The traveling interventional radiology component works much like the concierge program – interventional radiologists provide their services to local physicians’ offices and hospitals that don’t have full-time interventional radiologists on staff. According to Erik A. Pedersen, MD, Radiology Consultants’ chief information officer, these radiologists have increased their case load by offering their services to referring physicians a few days a week.
Overall, the benefits from this three-pronged initiative have been considerable. To date, Radiology Consultants has seen a 10% increase in referrals. It’s also not uncommon for referring physicians to call with questions about appropriateness or to get second-reads of images their patients have received elsewhere.
“We get lots of phone calls and lots of referring physicians who drop by the department to have us look at cases,” said Pedersen, who is also radiology department chair at Bergan Mercy Medical Center and Boys Town National Research Hospital. “It shows that the relationship is solid, and the physicians trust that what we’re recommending is going to help answer their questions.”
According to Helke, patient approval ratings have skyrocketed to between 90% to 95% because they’re getting their results faster, and they can connect the radiologist’s name with a face.
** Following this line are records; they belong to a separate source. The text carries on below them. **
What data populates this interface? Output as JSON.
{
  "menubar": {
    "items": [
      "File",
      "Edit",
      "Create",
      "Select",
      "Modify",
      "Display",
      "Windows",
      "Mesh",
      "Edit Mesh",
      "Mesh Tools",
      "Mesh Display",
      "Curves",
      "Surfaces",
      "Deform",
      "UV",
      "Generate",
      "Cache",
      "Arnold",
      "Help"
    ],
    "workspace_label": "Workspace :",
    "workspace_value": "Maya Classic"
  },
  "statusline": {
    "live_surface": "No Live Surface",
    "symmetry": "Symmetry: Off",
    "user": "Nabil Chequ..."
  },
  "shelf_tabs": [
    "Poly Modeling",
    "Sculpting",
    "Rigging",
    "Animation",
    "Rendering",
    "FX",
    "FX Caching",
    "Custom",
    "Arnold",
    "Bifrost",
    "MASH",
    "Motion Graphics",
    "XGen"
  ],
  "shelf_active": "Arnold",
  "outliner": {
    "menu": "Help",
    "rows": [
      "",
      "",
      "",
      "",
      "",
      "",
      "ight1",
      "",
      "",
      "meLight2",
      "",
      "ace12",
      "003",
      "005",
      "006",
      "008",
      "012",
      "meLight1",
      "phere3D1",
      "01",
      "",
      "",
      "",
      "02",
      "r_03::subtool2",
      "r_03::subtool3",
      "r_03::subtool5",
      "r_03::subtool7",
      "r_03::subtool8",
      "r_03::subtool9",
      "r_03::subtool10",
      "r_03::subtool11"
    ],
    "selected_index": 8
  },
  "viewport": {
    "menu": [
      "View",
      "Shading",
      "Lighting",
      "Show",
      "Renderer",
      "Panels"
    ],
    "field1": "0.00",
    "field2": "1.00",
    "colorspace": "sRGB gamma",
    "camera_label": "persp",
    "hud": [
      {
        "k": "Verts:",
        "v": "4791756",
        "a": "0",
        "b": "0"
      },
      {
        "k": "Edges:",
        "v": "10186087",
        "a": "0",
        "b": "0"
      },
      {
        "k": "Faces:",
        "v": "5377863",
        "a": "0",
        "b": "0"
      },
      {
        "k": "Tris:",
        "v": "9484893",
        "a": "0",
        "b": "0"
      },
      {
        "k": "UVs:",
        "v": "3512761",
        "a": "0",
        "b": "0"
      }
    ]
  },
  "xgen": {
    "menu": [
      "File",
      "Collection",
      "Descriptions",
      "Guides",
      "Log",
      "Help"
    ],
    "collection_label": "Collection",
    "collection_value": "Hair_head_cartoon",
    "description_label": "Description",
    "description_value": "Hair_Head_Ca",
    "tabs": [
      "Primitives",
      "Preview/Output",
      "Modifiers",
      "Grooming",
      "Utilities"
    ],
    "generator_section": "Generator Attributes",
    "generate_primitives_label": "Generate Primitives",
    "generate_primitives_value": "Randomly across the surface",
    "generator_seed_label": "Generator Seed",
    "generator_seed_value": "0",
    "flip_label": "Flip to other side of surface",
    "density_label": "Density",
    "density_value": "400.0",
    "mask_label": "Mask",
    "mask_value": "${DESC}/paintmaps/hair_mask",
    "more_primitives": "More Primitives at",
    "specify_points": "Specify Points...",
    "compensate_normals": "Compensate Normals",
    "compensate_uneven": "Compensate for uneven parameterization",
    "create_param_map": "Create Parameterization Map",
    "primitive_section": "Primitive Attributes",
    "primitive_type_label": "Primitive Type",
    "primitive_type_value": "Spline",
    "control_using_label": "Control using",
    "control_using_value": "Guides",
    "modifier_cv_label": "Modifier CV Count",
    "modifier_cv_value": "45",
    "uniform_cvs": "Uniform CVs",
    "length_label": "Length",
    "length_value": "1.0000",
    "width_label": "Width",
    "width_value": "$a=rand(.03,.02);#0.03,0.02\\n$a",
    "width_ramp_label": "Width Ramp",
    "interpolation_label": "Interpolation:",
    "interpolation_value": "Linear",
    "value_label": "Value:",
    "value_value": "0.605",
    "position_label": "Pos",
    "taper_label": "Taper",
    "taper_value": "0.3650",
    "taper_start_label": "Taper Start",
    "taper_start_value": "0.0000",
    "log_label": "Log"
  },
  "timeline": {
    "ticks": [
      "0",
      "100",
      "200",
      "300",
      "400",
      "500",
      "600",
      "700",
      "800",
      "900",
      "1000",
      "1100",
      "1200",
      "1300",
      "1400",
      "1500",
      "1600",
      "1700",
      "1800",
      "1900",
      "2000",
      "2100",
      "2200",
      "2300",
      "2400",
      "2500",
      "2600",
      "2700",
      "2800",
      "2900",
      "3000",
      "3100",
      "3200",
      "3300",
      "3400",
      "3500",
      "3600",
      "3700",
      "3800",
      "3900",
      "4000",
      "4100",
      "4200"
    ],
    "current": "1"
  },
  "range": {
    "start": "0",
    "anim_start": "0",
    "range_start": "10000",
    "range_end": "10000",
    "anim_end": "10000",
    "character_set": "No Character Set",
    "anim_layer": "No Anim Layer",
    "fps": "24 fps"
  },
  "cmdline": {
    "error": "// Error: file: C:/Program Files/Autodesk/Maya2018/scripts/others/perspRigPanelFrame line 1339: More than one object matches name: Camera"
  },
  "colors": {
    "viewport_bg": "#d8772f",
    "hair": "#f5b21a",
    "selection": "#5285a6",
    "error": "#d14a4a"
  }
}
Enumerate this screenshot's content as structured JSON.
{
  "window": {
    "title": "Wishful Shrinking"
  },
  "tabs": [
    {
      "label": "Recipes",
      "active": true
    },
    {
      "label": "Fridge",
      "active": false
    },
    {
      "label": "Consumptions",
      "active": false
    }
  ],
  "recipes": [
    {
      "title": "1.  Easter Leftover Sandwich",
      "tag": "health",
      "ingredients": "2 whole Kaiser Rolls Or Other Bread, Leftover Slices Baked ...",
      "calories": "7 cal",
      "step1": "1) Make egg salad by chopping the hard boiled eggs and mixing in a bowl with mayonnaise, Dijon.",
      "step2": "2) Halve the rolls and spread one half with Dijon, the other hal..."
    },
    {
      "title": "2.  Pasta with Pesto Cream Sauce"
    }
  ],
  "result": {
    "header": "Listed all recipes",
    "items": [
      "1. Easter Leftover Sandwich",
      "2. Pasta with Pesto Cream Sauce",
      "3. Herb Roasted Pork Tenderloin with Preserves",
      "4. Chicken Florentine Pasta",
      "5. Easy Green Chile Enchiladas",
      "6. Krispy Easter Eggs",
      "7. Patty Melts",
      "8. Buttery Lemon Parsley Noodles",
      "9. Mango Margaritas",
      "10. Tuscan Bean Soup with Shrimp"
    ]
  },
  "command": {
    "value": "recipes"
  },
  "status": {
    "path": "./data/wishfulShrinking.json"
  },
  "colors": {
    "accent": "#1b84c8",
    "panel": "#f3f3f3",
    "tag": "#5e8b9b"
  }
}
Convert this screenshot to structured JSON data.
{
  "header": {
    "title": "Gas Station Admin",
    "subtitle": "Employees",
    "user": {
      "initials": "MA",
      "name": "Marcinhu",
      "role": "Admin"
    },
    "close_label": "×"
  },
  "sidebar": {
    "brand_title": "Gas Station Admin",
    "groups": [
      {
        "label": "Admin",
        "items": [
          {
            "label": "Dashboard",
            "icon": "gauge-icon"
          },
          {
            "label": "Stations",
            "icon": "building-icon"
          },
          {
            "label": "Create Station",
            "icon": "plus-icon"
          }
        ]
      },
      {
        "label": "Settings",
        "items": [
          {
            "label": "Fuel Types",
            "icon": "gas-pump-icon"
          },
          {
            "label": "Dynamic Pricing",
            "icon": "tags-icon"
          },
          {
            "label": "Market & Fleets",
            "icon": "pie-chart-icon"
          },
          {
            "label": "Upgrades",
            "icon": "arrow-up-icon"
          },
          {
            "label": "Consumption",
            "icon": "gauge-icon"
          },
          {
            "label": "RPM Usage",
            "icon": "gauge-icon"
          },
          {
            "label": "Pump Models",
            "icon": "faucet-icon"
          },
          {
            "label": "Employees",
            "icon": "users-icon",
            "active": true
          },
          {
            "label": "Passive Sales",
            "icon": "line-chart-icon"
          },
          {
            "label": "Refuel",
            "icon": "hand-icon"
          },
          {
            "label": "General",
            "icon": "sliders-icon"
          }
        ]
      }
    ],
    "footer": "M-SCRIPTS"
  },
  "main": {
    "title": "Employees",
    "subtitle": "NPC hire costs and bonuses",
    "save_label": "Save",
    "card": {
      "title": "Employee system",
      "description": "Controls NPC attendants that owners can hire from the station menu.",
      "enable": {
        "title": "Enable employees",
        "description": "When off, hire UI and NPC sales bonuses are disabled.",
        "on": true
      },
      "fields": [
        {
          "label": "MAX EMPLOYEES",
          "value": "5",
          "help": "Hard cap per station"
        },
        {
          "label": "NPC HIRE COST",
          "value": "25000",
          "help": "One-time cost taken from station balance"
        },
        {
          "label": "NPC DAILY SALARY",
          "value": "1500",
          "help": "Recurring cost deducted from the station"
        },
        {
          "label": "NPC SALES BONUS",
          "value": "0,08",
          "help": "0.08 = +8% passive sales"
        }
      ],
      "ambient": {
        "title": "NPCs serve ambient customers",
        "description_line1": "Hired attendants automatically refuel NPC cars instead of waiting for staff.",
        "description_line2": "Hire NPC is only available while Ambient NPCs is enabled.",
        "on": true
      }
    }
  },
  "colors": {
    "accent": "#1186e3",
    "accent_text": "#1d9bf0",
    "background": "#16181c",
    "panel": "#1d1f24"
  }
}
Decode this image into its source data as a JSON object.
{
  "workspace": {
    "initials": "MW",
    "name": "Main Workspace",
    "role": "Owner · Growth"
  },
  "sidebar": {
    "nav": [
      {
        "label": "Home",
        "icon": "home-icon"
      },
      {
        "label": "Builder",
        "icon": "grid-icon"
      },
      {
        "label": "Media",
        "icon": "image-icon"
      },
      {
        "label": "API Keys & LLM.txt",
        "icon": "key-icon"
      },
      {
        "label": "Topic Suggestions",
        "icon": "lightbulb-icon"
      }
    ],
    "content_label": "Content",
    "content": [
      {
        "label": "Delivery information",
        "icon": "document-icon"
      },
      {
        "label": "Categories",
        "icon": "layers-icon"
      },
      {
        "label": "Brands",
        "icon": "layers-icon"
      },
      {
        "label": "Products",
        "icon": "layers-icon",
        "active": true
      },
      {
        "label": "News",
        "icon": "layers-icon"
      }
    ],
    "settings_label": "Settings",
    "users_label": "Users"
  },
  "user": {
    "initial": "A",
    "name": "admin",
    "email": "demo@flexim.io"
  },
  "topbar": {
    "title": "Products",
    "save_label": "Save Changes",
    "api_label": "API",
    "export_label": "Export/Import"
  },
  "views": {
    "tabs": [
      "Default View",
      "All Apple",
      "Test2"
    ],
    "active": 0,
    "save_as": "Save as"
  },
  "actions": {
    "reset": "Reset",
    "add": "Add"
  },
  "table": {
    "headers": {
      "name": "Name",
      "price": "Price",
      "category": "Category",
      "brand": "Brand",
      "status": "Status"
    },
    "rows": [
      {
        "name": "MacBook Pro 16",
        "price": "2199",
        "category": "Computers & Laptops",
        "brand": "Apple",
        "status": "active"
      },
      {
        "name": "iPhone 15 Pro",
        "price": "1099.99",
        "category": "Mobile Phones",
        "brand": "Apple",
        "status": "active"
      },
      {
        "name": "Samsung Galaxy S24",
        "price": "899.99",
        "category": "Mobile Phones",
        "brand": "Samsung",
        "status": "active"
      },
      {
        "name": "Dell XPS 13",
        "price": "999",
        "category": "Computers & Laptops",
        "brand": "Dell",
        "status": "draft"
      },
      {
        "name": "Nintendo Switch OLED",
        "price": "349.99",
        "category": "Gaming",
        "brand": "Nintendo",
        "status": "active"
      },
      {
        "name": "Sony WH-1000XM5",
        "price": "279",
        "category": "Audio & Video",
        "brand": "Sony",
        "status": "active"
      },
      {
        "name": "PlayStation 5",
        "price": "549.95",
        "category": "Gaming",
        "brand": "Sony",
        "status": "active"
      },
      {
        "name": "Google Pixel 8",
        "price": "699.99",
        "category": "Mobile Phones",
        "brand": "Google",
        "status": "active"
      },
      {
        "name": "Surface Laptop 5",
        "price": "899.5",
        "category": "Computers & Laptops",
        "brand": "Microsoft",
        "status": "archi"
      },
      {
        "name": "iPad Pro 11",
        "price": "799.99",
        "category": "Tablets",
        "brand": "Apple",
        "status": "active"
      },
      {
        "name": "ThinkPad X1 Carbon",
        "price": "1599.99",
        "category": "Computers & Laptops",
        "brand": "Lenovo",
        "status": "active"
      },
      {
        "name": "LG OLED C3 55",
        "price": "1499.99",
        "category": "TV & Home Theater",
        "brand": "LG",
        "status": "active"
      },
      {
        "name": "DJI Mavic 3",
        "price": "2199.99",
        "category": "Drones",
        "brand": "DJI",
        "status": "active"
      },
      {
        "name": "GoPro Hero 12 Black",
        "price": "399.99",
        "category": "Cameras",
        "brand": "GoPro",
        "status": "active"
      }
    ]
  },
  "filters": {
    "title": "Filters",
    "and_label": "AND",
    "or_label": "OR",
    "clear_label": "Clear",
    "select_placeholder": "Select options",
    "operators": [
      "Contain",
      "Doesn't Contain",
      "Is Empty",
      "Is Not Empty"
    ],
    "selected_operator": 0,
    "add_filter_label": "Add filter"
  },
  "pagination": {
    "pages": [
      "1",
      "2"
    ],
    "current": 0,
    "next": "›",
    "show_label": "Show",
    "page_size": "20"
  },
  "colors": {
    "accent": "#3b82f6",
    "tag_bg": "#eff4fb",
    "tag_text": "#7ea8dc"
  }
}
In addition, by compartmentalizing reads and giving providers the latest voice recognition software, the practice has sliced its turn-around time from a day to an hour.
Even though ACOs aren’t the official payment model for the healthcare system, many hospitals and larger health environments are moving in this direction. And, as healthcare goes further down this path, it’s likely, Lohnes said, that the industry’s smaller partners will lag behind the bigger institutions that have already started down the ACO integration path. But overall success is still possible.
“As radiology moves forward as a general entity, we have to be willing to accept risk and learn how to handle that if we’re going to maintain our independence and our standing as physicians,” he said. “By doing so, we’ll be higher on the food chain. That’s where we want to be – that’s our long-term goal.”